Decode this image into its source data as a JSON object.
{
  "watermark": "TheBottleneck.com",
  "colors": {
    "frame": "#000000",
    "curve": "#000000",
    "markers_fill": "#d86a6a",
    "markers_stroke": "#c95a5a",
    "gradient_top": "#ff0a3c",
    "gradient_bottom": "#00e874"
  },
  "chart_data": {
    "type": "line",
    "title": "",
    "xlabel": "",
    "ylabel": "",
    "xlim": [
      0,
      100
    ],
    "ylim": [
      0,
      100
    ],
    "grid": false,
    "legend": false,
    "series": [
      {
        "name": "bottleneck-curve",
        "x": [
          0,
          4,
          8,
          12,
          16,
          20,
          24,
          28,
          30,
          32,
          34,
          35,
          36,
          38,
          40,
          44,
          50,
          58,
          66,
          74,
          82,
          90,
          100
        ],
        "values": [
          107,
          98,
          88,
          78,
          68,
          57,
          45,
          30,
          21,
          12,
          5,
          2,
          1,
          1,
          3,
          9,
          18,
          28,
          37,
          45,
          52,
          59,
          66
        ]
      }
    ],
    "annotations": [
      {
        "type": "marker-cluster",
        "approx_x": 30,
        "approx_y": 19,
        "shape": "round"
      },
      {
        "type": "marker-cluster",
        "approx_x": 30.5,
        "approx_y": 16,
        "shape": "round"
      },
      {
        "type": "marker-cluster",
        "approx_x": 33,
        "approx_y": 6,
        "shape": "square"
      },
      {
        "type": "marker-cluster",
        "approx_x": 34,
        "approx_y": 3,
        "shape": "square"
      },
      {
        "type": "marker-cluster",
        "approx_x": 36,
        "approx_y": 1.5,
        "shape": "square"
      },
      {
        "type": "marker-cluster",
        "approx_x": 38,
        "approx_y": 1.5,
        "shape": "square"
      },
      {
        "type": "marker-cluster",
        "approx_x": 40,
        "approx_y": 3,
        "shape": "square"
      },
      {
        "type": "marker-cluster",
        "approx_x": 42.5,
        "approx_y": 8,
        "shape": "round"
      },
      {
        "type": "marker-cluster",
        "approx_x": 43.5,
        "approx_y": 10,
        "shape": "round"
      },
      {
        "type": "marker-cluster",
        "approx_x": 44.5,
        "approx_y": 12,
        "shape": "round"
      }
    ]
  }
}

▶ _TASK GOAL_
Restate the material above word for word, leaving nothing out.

▶ _ANSWER TO THIS TASK_
Decode this image into its source data as a JSON object.
{
  "watermark": "TheBottleneck.com",
  "colors": {
    "frame": "#000000",
    "curve": "#000000",
    "markers_fill": "#d86a6a",
    "markers_stroke": "#c95a5a",
    "gradient_top": "#ff0a3c",
    "gradient_bottom": "#00e874"
  },
  "chart_data": {
    "type": "line",
    "title": "",
    "xlabel": "",
    "ylabel": "",
    "xlim": [
      0,
      100
    ],
    "ylim": [
      0,
      100
    ],
    "grid": false,
    "legend": false,
    "series": [
      {
        "name": "bottleneck-curve",
        "x": [
          0,
          4,
          8,
          12,
          16,
          20,
          24,
          28,
          30,
          32,
          34,
          35,
          36,
          38,
          40,
          44,
          50,
          58,
          66,
          74,
          82,
          90,
          100
        ],
        "values": [
          107,
          98,
          88,
          78,
          68,
          57,
          45,
          30,
          21,
          12,
          5,
          2,
          1,
          1,
          3,
          9,
          18,
          28,
          37,
          45,
          52,
          59,
          66
        ]
      }
    ],
    "annotations": [
      {
        "type": "marker-cluster",
        "approx_x": 30,
        "approx_y": 19,
        "shape": "round"
      },
      {
        "type": "marker-cluster",
        "approx_x": 30.5,
        "approx_y": 16,
        "shape": "round"
      },
      {
        "type": "marker-cluster",
        "approx_x": 33,
        "approx_y": 6,
        "shape": "square"
      },
      {
        "type": "marker-cluster",
        "approx_x": 34,
        "approx_y": 3,
        "shape": "square"
      },
      {
        "type": "marker-cluster",
        "approx_x": 36,
        "approx_y": 1.5,
        "shape": "square"
      },
      {
        "type": "marker-cluster",
        "approx_x": 38,
        "approx_y": 1.5,
        "shape": "square"
      },
      {
        "type": "marker-cluster",
        "approx_x": 40,
        "approx_y": 3,
        "shape": "square"
      },
      {
        "type": "marker-cluster",
        "approx_x": 42.5,
        "approx_y": 8,
        "shape": "round"
      },
      {
        "type": "marker-cluster",
        "approx_x": 43.5,
        "approx_y": 10,
        "shape": "round"
      },
      {
        "type": "marker-cluster",
        "approx_x": 44.5,
        "approx_y": 12,
        "shape": "round"
      }
    ]
  }
}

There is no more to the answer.